A book development editor functions as:
* An advocate for an author and his or her work
* A midwife who assists with the birth of a writing project
* A reminder who keeps the author on track if things begin to slip
* An editor for that last push before submission
* A critic who will tell authors what they need to hear in order to improve
* A matchmaker who knows the exact editors for an author’s type of writing
* A negotiator who will fight to get the best deal for an author
* A mediator who can step in between author and publisher to fix problems
* A reality check if an author gets out of sync with the real world
* A liaison between the publishing community and the author
* A champion for your work
* A focal point for subsidiary, foreign and dramatic rights
* A mentor who will assist in developing an author’s career
* A rainmaker who can get additional writing work for an author
* A career coach for all aspects of your writing future

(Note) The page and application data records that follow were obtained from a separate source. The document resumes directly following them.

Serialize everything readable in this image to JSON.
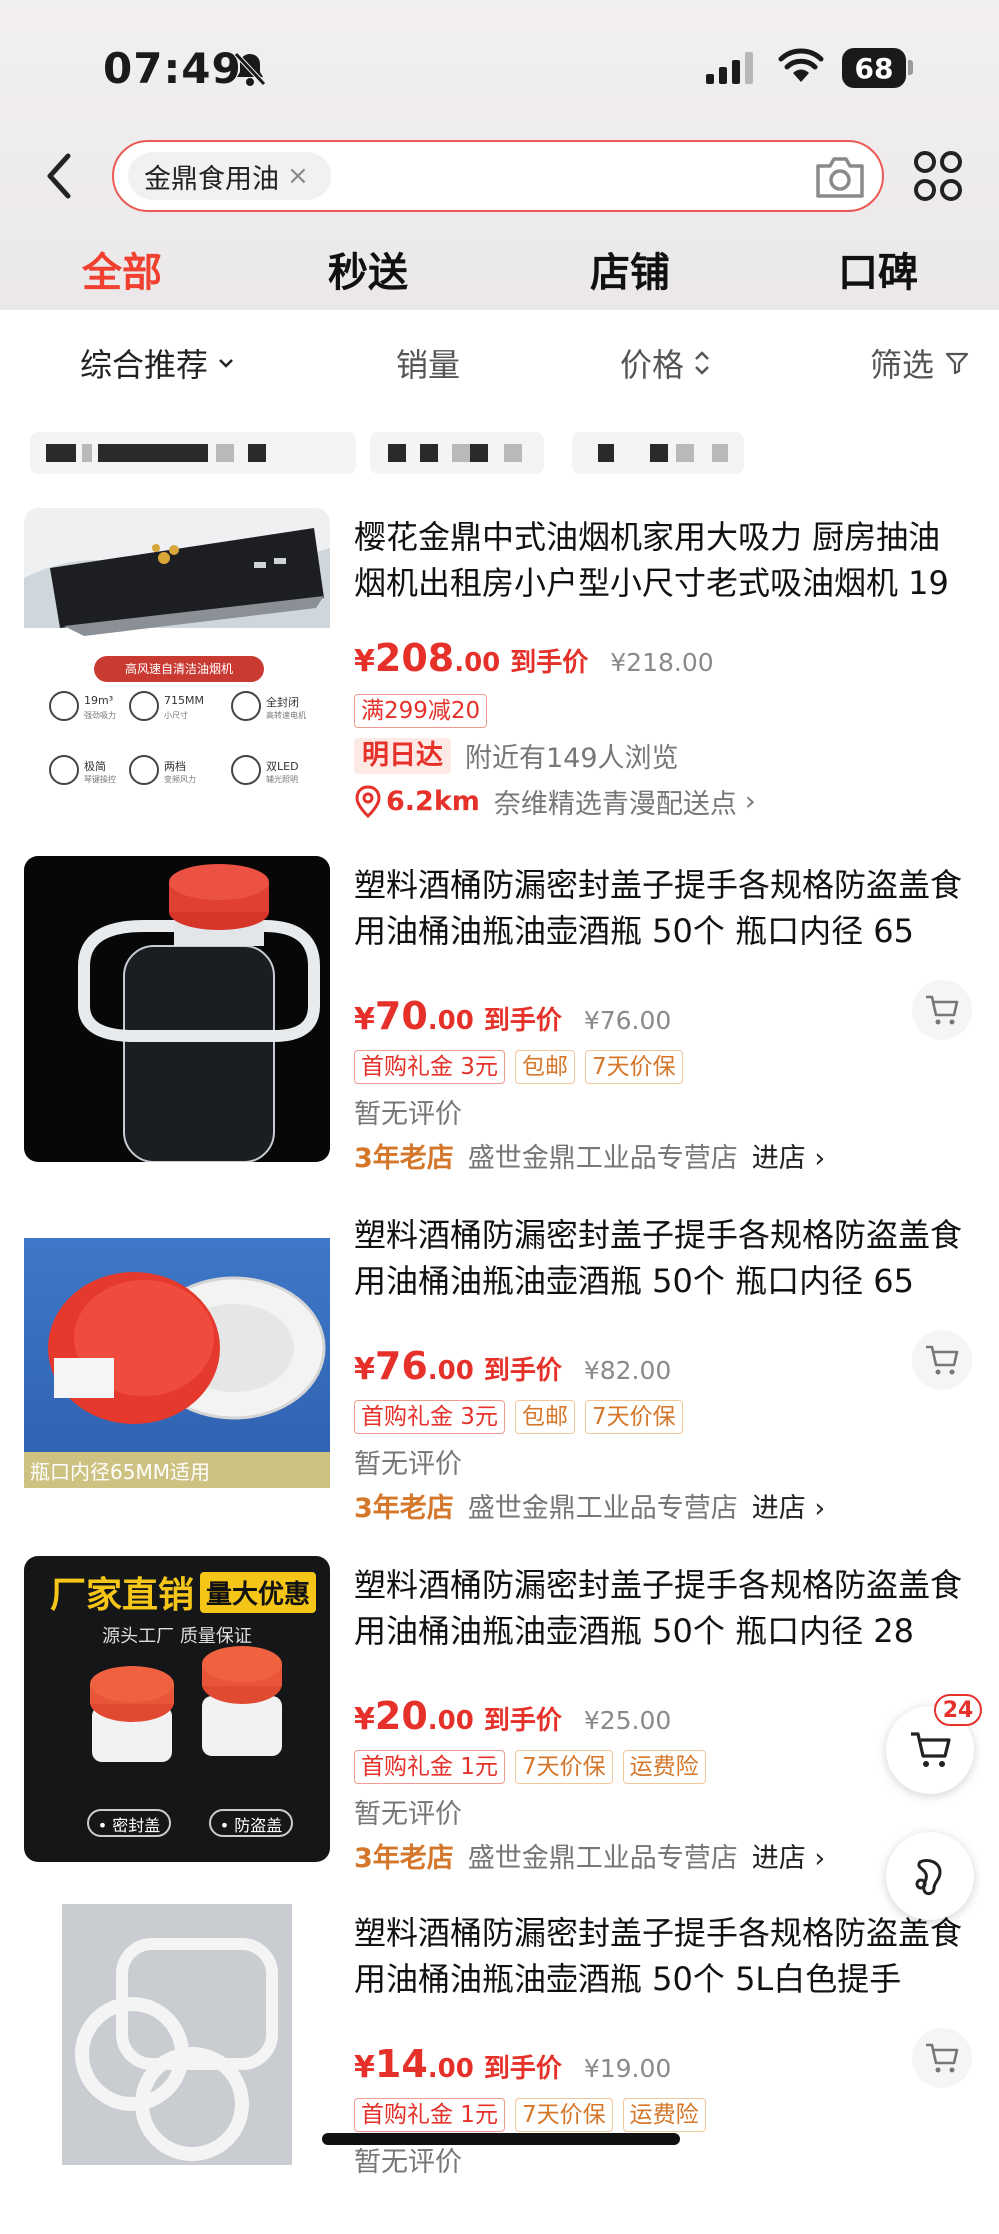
{
  "status_bar": {
    "time": "07:49",
    "battery": "68"
  },
  "search": {
    "query": "金鼎食用油",
    "clear": "×"
  },
  "tabs": [
    {
      "label": "全部",
      "active": true
    },
    {
      "label": "秒送",
      "active": false
    },
    {
      "label": "店铺",
      "active": false
    },
    {
      "label": "口碑",
      "active": false
    }
  ],
  "sort": {
    "comprehensive": "综合推荐",
    "sales": "销量",
    "price": "价格",
    "filter": "筛选"
  },
  "colors": {
    "accent": "#e5312a",
    "tab_active": "#f0402f",
    "store_age": "#d5772a"
  },
  "products": [
    {
      "title": "樱花金鼎中式油烟机家用大吸力 厨房抽油烟机出租房小户型小尺寸老式吸油烟机 19",
      "price_yen": "¥",
      "price_int": "208",
      "price_dec": ".00",
      "price_label": "到手价",
      "original": "¥218.00",
      "promo": "满299减20",
      "delivery_badge": "明日达",
      "viewers": "附近有149人浏览",
      "distance": "6.2km",
      "shop": "奈维精选青漫配送点",
      "image": {
        "banner": "高风速自清洁油烟机",
        "spec1": "19m³",
        "spec2": "715MM",
        "spec3": "全封闭",
        "spec4": "极简",
        "spec5": "两档",
        "spec6": "双LED",
        "sub1": "强劲吸力",
        "sub2": "小尺寸",
        "sub3": "高转速电机",
        "sub4": "琴键操控",
        "sub5": "变频风力",
        "sub6": "辅光照明"
      }
    },
    {
      "title": "塑料酒桶防漏密封盖子提手各规格防盗盖食用油桶油瓶油壶酒瓶 50个 瓶口内径 65",
      "price_yen": "¥",
      "price_int": "70",
      "price_dec": ".00",
      "price_label": "到手价",
      "original": "¥76.00",
      "tags": [
        "首购礼金 3元",
        "包邮",
        "7天价保"
      ],
      "review": "暂无评价",
      "store_age": "3年老店",
      "store": "盛世金鼎工业品专营店",
      "store_go": "进店 ›"
    },
    {
      "title": "塑料酒桶防漏密封盖子提手各规格防盗盖食用油桶油瓶油壶酒瓶 50个 瓶口内径 65",
      "price_yen": "¥",
      "price_int": "76",
      "price_dec": ".00",
      "price_label": "到手价",
      "original": "¥82.00",
      "tags": [
        "首购礼金 3元",
        "包邮",
        "7天价保"
      ],
      "review": "暂无评价",
      "store_age": "3年老店",
      "store": "盛世金鼎工业品专营店",
      "store_go": "进店 ›",
      "image_caption": "瓶口内径65MM适用"
    },
    {
      "title": "塑料酒桶防漏密封盖子提手各规格防盗盖食用油桶油瓶油壶酒瓶 50个 瓶口内径 28",
      "price_yen": "¥",
      "price_int": "20",
      "price_dec": ".00",
      "price_label": "到手价",
      "original": "¥25.00",
      "tags": [
        "首购礼金 1元",
        "7天价保",
        "运费险"
      ],
      "review": "暂无评价",
      "store_age": "3年老店",
      "store": "盛世金鼎工业品专营店",
      "store_go": "进店 ›",
      "image_text": {
        "headline": "厂家直销",
        "highlight": "量大优惠",
        "sub": "源头工厂  质量保证",
        "label1": "• 密封盖",
        "label2": "• 防盗盖"
      }
    },
    {
      "title": "塑料酒桶防漏密封盖子提手各规格防盗盖食用油桶油瓶油壶酒瓶 50个 5L白色提手",
      "price_yen": "¥",
      "price_int": "14",
      "price_dec": ".00",
      "price_label": "到手价",
      "original": "¥19.00",
      "tags": [
        "首购礼金 1元",
        "7天价保",
        "运费险"
      ],
      "review": "暂无评价"
    }
  ],
  "cart_badge": "24"
}
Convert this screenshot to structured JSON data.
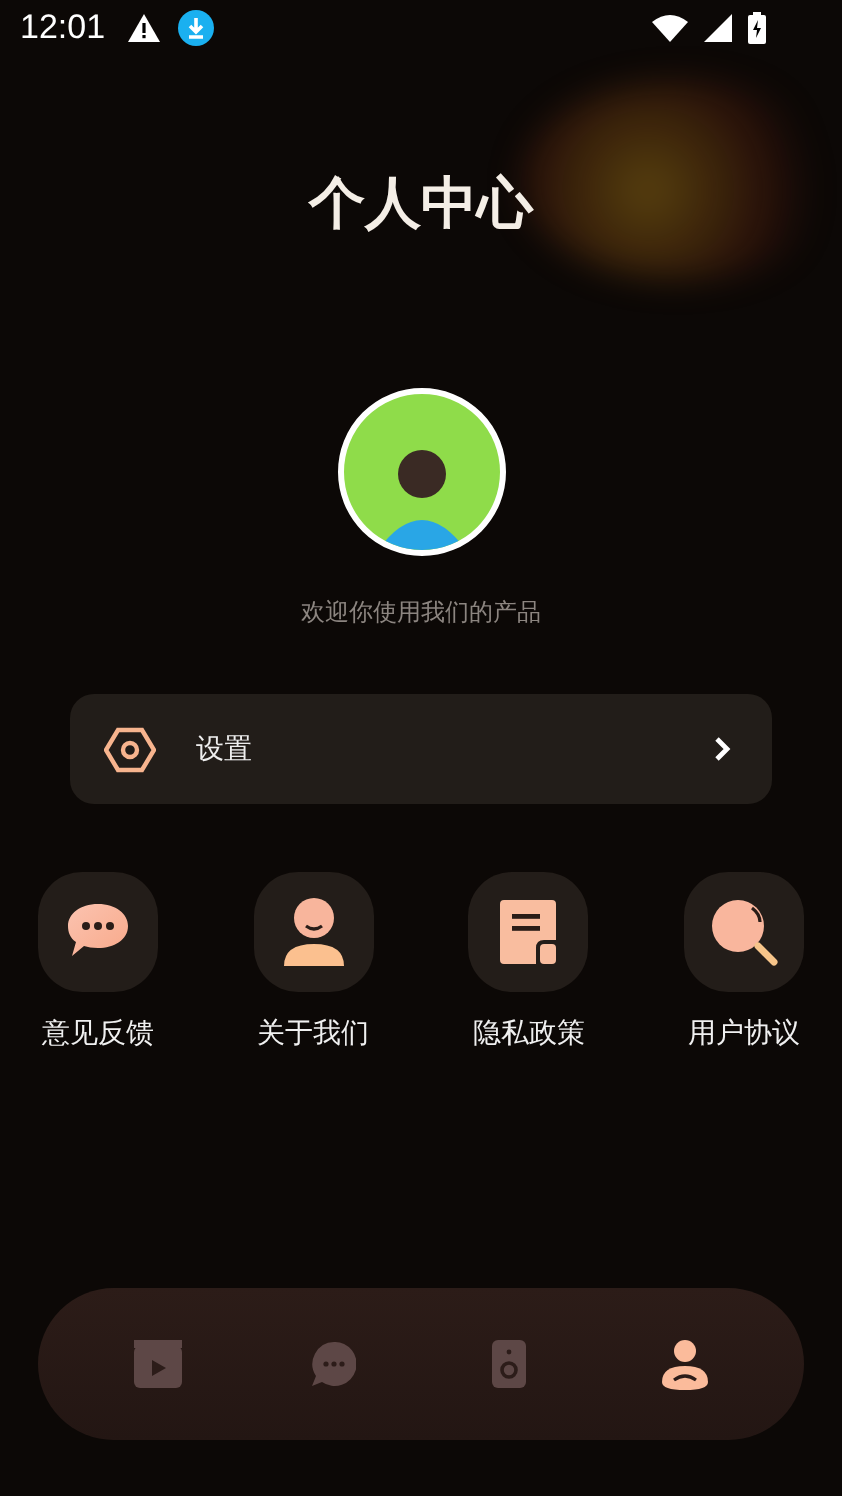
{
  "status_bar": {
    "time": "12:01"
  },
  "title": "个人中心",
  "welcome": "欢迎你使用我们的产品",
  "settings": {
    "label": "设置"
  },
  "shortcuts": [
    {
      "kind": "feedback",
      "label": "意见反馈"
    },
    {
      "kind": "about",
      "label": "关于我们"
    },
    {
      "kind": "privacy",
      "label": "隐私政策"
    },
    {
      "kind": "agreement",
      "label": "用户协议"
    }
  ],
  "nav": [
    {
      "kind": "video",
      "selected": false
    },
    {
      "kind": "chat",
      "selected": false
    },
    {
      "kind": "speaker",
      "selected": false
    },
    {
      "kind": "profile",
      "selected": true
    }
  ]
}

* An educator about changes in the publishing industry
* A manager of the business side of your writing life
A book development editor is NOT an agent, which means s/he does not work on commission of the sale of your intellectual property. The book development editor charges you for professional services; and the fees may vary according to the type of service you contract for. Your editor is not compensated by agents or publishers for referrals.
A book development editor is NOT a publisher and discourages most authors from self-publishing. While self-publishing and e-books have their place—wedding albums, company histories, scrapbooks, family stories, gift books, church directories, cookbooks—the bulk of self-publishing initiatives are poor investments. These ventures usually take more money from authors in publishing fees than they generate in book sales.
A book development editor IS an editor and someone the author hires—often before the manuscript is completed—to provide editorial support, advice, and guidance. The development editor tells that writer what works, what doesn’t, what needs to happen and how to do it. A writer hires a developmental editor to deliver the truth and to provide options for making the book come to life.
Many book development editors specialize in genres (fiction or non-fiction), even subgenres, and they do not accept all clients for their services. A book development editor usually has particular areas of expertise with a particular network of agents and publishers. A book development editor maintains professional relations with these agents and publishers, and knows what they are looking for in new material.
Many publishers are delighted to know the author has invested in a developmental editor. It implies the author will be able to deliver a manuscript according to stylistic and digital submission requirements in a timely fashion, build an audience platform using social media prior to book launch and has someone to assist with the stresses, complexities and demands of publication, marketing and sales.
If you are serious about publishing your non-fiction book manuscript and don’t want to be rejected or scammed, then a book development editor may be what you need. Let Swenson Book Development, LLC help you navigate the headwaters of the publishing industry in these turbulent times.